Your assignment:
The expected output is every entry, repeated exactly.

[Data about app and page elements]

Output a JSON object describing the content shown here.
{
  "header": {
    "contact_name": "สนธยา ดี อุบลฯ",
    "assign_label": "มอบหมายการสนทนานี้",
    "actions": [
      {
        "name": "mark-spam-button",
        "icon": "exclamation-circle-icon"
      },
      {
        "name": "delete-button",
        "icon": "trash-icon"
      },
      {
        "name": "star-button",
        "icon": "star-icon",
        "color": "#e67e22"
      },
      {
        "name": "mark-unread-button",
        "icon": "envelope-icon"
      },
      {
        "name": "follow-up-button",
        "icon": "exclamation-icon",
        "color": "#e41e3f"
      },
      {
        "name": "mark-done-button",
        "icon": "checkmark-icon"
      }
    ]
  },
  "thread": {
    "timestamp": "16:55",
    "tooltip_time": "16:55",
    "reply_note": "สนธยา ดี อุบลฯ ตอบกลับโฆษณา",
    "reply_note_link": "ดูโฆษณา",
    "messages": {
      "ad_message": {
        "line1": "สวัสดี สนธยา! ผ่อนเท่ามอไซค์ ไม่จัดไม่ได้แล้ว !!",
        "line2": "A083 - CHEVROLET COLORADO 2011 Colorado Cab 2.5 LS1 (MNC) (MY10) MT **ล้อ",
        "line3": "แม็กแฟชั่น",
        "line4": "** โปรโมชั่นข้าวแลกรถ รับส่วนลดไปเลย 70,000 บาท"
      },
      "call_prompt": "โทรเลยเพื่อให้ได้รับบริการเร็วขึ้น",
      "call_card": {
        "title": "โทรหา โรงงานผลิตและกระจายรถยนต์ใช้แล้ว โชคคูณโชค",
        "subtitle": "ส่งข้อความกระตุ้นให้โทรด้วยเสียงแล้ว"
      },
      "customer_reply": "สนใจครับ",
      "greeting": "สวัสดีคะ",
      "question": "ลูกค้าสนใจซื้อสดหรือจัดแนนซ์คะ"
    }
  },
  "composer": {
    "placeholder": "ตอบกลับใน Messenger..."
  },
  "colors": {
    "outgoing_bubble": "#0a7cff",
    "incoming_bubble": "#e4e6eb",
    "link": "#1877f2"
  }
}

Solution:
Output a JSON object describing the content shown here.
{
  "header": {
    "contact_name": "สนธยา ดี อุบลฯ",
    "assign_label": "มอบหมายการสนทนานี้",
    "actions": [
      {
        "name": "mark-spam-button",
        "icon": "exclamation-circle-icon"
      },
      {
        "name": "delete-button",
        "icon": "trash-icon"
      },
      {
        "name": "star-button",
        "icon": "star-icon",
        "color": "#e67e22"
      },
      {
        "name": "mark-unread-button",
        "icon": "envelope-icon"
      },
      {
        "name": "follow-up-button",
        "icon": "exclamation-icon",
        "color": "#e41e3f"
      },
      {
        "name": "mark-done-button",
        "icon": "checkmark-icon"
      }
    ]
  },
  "thread": {
    "timestamp": "16:55",
    "tooltip_time": "16:55",
    "reply_note": "สนธยา ดี อุบลฯ ตอบกลับโฆษณา",
    "reply_note_link": "ดูโฆษณา",
    "messages": {
      "ad_message": {
        "line1": "สวัสดี สนธยา! ผ่อนเท่ามอไซค์ ไม่จัดไม่ได้แล้ว !!",
        "line2": "A083 - CHEVROLET COLORADO 2011 Colorado Cab 2.5 LS1 (MNC) (MY10) MT **ล้อ",
        "line3": "แม็กแฟชั่น",
        "line4": "** โปรโมชั่นข้าวแลกรถ รับส่วนลดไปเลย 70,000 บาท"
      },
      "call_prompt": "โทรเลยเพื่อให้ได้รับบริการเร็วขึ้น",
      "call_card": {
        "title": "โทรหา โรงงานผลิตและกระจายรถยนต์ใช้แล้ว โชคคูณโชค",
        "subtitle": "ส่งข้อความกระตุ้นให้โทรด้วยเสียงแล้ว"
      },
      "customer_reply": "สนใจครับ",
      "greeting": "สวัสดีคะ",
      "question": "ลูกค้าสนใจซื้อสดหรือจัดแนนซ์คะ"
    }
  },
  "composer": {
    "placeholder": "ตอบกลับใน Messenger..."
  },
  "colors": {
    "outgoing_bubble": "#0a7cff",
    "incoming_bubble": "#e4e6eb",
    "link": "#1877f2"
  }
}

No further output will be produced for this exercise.